Since the early 2000s, Grunwald has released 11 albums. His first album, Introducing Ash Grunwald, features Dolphin Song, which is about an incident Grunwald had with a shark while surfing. The album would help Grunwald win the Best Emerging Talent Award and Male Vocalist of the Year Award at the Australian Blues Awards in 2003. More recently, Grunwald’s song Walking was featured in the movie Limitless, which starred Robert De Niro and Bradley Cooper.

“That was absolutely epic,” Grunwald recalled. “We knew it was in the movie, so when we went to the cinema and watched it and couldn’t believe the context that it was in. It was in the central montage scene where the whole plot changes.”

Grunwald’s lyrics touch on a wide range of subjects, such as the environmental challenges that Australia has been dealing with. The bluesman has used his music to speak out on fracking, which has become a heavily divided issue in his home country.

“Having the environment decimated sort of shook me and sprung me into action,” Grunwald. “I have written songs about that subject and that overwhelming feeling that a lot of us have that we’re ever increasingly being run by the corporate world and we’re being overtaken and that everyday people aren’t being represented anymore.”

Grunwald has been fortunate enough to perform throughout Europe, Asia and North America. He credits music for providing him and his family with the opportunities and experiences they’ve had.

“Normally for somebody from Australia to have their child walk up the Eiffel Tower or something, you have to be quite well off to do those things, but music has facilitated that for me. It’s crazy and I never expected any of it,” Grunwald said. “I wouldn’t have seen snow if it wasn’t for playing music.”

The show starts at 8 p.m. For tickets, please visit www.porttheatre.com or call 250-751-4321.

Get local stories you won't find anywhere else right to your inbox.
Sign up here

Just Posted

City council wants Nanaimo to be considered as a potential pilot site for safely supplied drugs

Council votes 6-3 to write to B.C. Ministry of Mental Health and Addictions

Truck loses a wheel in crash, keeps going, crashes again on Nanaimo’s Townsite Road

One person taken to hospital following accident Tuesday afternoon

Nanaimo company offering free soil for self-isolators to get into gardening

Milner Group inviting the public to pick up soil at its Biggs Road recycling facility on Saturday

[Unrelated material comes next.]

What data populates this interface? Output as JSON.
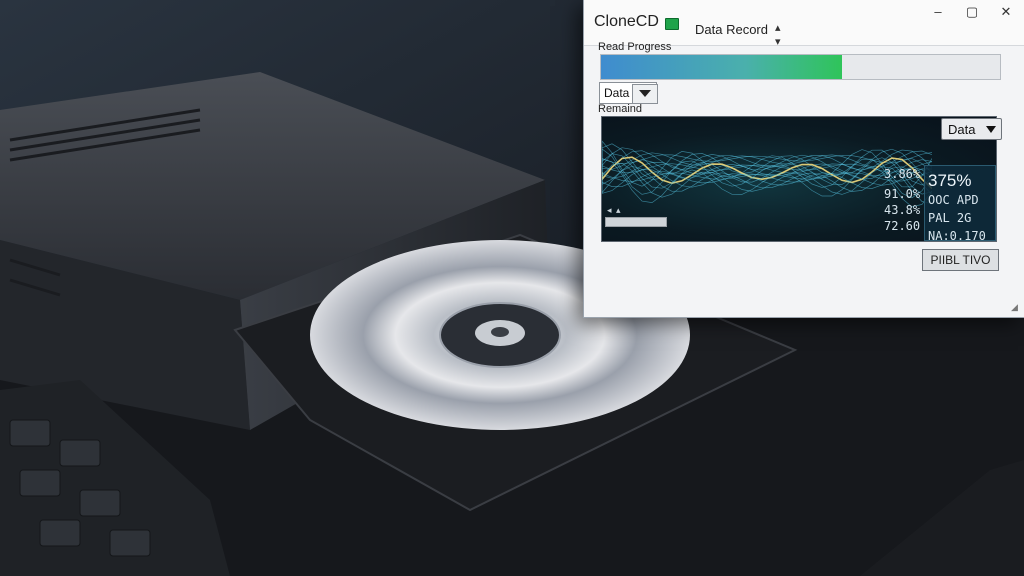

Nanaimo man, allegedly drunk and high, arrested after climbing 100-foot tree

Man in sandals climbs fir tree, hurls obscenities at police below

LETTER TO THE EDITOR: RDN’s essential services maintained during pandemic

Regional District of Nanaimo chairman thanks residents for co-operation and understanding

COVID-19: 4 new deaths, 25 new cases but only in Vancouver Coastal, Fraser Health

A total of 1,291 people have tested positive for the novel coronavirus

COVID-19: Don’t get away for Easter weekend, Dr. Bonnie Henry warns

John Horgan, Adrian Dix call 130 faith leaders as holidays approach

COVID-19: Trudeau says 30K ventilators on the way; 3.6M Canadians claim benefits

Canada has seen more than 17,000 cases and at least 345 deaths due to COVID-19

Nanaimo bylaw officers on the lookout for COVID-19 control infractions

Bylaw and health officers watch for health order infractions, citizens can call in complaints

Nanaimo barbershop quartet records musical tribute to Dr. Bonnie Henry

Ode to provincial health officer is to the tune of a singing valentine

Nanaimo’s Lauren Spencer-Smith advances to American Idol top 20

Teen performs Respect at outdoor concert in Hawaii

COMMENTARY: Knowing where COVID-19 cases are does not protect you

Dr. Bonnie Henry explains why B.C. withholds community names

Nanaimo will be the community hardest-hit by ferry layoffs, union says

B.C. Ferry and Marine Workers’ Union looking at its legal options

Comox spring training cancelled for Snowbirds next month

The team announced that due to ongoing travel restrictions they will not be training in the Valley

Most Read